(Beginning of Source data)
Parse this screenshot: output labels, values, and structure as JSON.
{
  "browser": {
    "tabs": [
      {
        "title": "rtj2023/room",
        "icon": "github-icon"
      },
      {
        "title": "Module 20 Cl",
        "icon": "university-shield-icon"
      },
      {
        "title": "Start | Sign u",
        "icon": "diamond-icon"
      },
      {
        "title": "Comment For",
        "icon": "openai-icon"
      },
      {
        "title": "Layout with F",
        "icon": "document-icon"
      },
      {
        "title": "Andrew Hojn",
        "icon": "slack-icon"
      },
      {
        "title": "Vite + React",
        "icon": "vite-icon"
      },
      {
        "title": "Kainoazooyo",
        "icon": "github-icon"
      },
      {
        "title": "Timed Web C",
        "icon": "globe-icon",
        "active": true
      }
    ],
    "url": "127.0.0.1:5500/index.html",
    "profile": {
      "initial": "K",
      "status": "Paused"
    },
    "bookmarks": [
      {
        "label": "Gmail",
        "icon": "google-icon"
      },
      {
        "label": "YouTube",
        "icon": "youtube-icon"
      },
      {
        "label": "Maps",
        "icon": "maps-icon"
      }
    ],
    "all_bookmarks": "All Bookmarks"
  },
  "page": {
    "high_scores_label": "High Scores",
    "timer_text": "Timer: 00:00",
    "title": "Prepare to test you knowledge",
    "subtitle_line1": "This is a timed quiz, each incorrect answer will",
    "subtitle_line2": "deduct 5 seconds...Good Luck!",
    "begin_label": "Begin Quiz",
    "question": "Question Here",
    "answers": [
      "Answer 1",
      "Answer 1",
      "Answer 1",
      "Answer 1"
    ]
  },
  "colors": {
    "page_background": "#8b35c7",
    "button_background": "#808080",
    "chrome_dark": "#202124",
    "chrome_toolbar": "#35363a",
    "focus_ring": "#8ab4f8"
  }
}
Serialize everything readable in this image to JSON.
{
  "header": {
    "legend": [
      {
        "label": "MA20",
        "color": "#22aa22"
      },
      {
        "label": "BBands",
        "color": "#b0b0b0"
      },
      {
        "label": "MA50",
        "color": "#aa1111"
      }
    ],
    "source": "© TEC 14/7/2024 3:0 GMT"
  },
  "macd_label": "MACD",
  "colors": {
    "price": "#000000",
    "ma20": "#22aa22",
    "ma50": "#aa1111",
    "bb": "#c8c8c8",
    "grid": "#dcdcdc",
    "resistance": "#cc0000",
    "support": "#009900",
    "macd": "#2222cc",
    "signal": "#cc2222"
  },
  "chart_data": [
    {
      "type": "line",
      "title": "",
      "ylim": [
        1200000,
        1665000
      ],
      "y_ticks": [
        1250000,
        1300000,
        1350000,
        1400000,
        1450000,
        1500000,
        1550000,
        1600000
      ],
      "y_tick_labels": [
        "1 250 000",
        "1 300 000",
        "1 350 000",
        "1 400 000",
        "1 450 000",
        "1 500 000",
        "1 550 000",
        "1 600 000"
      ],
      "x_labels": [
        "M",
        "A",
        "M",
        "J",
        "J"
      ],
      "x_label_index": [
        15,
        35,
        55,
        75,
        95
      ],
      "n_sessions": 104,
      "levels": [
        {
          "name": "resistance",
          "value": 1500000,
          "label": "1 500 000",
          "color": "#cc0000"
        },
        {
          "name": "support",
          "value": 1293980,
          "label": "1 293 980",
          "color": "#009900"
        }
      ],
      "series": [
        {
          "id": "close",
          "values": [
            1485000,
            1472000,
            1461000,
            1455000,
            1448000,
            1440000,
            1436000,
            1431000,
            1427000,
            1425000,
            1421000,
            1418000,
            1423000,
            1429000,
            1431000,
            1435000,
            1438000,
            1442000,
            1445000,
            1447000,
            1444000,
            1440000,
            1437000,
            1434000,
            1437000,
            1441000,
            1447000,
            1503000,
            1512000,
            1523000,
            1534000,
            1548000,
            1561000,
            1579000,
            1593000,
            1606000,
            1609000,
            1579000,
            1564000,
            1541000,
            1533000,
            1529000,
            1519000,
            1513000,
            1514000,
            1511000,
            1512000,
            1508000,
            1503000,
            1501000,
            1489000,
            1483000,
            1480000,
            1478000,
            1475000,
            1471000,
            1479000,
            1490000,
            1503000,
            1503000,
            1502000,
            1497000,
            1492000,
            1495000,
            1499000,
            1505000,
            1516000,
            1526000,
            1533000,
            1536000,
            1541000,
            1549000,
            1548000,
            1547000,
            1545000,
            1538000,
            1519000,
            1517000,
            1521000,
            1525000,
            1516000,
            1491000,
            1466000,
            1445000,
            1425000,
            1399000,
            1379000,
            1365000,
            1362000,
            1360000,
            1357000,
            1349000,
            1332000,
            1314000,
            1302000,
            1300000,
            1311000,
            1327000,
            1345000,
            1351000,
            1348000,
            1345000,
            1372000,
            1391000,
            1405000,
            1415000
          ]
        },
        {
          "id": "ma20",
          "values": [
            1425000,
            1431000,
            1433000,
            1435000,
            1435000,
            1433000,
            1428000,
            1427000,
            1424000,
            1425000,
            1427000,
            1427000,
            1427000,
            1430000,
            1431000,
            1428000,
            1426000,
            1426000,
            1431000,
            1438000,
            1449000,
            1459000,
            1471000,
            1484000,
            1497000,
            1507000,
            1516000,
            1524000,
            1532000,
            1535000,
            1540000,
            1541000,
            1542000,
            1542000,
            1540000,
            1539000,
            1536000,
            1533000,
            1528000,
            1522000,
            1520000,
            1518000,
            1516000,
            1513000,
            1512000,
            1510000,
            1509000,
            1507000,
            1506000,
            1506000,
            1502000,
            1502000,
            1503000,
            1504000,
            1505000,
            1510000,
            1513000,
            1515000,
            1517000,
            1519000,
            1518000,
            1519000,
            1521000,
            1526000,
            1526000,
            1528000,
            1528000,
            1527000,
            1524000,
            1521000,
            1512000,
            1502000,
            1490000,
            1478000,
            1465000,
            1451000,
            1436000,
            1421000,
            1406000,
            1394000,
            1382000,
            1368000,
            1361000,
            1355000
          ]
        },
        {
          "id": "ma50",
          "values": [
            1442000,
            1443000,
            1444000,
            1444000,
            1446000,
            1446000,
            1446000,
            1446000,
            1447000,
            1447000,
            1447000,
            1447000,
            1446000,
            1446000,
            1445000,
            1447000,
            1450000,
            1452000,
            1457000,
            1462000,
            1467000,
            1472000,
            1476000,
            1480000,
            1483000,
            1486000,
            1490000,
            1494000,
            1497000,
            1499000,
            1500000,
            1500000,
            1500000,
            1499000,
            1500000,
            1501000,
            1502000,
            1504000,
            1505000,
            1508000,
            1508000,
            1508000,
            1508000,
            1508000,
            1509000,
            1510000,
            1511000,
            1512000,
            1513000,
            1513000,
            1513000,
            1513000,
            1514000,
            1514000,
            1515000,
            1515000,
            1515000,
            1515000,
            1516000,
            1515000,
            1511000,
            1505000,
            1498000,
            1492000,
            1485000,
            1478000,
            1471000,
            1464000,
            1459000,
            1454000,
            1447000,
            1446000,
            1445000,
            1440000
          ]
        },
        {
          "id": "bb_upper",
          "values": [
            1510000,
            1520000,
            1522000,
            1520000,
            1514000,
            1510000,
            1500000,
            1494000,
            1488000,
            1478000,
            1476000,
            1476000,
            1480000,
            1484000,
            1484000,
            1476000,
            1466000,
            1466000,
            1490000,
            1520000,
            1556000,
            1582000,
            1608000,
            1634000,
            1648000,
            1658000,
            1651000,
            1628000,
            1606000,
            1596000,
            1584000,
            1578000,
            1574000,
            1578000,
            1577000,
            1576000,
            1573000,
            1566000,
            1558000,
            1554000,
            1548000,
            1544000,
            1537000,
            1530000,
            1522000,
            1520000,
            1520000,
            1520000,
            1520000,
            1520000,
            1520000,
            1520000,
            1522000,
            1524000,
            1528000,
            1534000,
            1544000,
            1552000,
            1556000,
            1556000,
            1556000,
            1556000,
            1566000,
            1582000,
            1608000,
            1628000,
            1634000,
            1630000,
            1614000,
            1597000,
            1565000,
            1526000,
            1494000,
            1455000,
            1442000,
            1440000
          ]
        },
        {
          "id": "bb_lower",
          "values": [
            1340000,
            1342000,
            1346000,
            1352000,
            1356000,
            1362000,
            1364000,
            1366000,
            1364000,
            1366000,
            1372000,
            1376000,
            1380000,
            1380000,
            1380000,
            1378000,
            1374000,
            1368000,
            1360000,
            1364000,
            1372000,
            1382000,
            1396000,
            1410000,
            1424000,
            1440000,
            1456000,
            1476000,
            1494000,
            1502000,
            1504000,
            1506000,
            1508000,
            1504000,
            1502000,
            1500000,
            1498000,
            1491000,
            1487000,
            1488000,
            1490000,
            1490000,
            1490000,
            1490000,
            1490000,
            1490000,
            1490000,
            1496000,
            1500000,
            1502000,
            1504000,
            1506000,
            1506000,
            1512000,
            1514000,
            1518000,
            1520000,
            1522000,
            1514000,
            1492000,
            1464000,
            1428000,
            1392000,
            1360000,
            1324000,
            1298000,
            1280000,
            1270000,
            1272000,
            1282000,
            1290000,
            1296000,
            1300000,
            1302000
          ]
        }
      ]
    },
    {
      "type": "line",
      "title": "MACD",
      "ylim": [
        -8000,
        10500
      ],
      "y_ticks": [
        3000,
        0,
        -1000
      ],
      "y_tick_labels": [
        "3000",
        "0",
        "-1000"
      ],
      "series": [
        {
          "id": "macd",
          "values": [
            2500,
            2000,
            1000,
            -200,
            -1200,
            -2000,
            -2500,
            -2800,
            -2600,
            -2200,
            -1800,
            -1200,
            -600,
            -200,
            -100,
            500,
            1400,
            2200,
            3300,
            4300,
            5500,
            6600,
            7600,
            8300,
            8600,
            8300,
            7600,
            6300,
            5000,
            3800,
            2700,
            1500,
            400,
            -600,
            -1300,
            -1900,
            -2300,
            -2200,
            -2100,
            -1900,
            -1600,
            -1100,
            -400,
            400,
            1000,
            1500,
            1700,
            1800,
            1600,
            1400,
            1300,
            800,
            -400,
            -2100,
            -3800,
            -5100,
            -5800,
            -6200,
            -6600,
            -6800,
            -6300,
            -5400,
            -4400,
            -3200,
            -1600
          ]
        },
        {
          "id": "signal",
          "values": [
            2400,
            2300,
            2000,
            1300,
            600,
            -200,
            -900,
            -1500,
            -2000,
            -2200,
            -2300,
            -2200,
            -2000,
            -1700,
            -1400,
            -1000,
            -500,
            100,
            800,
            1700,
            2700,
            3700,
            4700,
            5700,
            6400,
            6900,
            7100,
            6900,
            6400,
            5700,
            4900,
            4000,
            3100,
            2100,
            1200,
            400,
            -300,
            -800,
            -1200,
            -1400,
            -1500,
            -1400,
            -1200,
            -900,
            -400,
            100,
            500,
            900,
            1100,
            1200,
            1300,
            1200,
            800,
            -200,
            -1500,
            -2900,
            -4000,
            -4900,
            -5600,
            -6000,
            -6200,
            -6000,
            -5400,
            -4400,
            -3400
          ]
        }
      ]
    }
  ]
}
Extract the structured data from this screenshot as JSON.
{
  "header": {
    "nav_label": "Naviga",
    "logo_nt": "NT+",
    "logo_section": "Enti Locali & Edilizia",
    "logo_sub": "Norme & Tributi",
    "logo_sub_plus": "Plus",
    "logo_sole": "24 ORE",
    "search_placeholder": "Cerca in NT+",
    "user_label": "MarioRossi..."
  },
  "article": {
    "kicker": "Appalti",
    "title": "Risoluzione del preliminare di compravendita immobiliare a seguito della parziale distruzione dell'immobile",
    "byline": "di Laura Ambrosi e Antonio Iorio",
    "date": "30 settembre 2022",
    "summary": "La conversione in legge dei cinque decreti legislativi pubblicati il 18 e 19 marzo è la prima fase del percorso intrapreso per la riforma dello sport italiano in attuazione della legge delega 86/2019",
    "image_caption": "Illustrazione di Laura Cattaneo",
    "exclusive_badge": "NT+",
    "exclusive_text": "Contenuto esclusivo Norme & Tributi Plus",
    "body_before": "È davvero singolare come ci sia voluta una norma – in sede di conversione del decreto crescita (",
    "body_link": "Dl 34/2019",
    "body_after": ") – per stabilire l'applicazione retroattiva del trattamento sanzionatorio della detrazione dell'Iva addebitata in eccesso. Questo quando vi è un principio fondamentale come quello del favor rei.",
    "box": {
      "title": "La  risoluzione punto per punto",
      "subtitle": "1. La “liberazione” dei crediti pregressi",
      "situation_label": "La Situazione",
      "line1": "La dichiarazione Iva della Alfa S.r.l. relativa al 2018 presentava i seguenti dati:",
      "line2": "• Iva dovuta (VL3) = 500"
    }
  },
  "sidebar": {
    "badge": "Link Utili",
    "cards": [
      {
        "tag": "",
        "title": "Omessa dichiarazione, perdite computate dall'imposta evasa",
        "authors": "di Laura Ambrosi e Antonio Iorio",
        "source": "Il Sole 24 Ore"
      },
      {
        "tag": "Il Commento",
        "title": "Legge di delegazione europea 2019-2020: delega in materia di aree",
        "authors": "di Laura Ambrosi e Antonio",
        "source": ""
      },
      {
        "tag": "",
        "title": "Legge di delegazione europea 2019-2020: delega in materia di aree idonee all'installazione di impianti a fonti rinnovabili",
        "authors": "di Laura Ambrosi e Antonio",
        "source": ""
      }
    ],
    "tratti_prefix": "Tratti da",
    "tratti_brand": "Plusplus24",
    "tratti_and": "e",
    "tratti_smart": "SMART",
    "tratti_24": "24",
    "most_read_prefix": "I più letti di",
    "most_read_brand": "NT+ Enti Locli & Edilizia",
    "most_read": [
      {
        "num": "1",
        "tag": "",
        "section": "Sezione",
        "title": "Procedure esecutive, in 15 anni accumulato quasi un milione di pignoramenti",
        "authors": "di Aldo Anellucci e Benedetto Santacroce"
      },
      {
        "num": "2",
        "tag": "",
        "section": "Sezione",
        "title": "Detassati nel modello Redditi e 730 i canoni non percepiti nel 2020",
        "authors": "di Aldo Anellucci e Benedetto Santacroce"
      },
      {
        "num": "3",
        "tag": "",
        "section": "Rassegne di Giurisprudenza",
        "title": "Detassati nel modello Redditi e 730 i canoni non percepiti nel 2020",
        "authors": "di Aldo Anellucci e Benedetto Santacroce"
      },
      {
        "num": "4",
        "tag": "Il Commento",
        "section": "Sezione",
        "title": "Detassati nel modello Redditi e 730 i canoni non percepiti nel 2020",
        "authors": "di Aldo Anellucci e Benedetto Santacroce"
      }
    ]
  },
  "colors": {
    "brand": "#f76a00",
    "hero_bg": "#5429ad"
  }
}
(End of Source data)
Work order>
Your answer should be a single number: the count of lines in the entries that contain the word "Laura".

Solution for this task>
5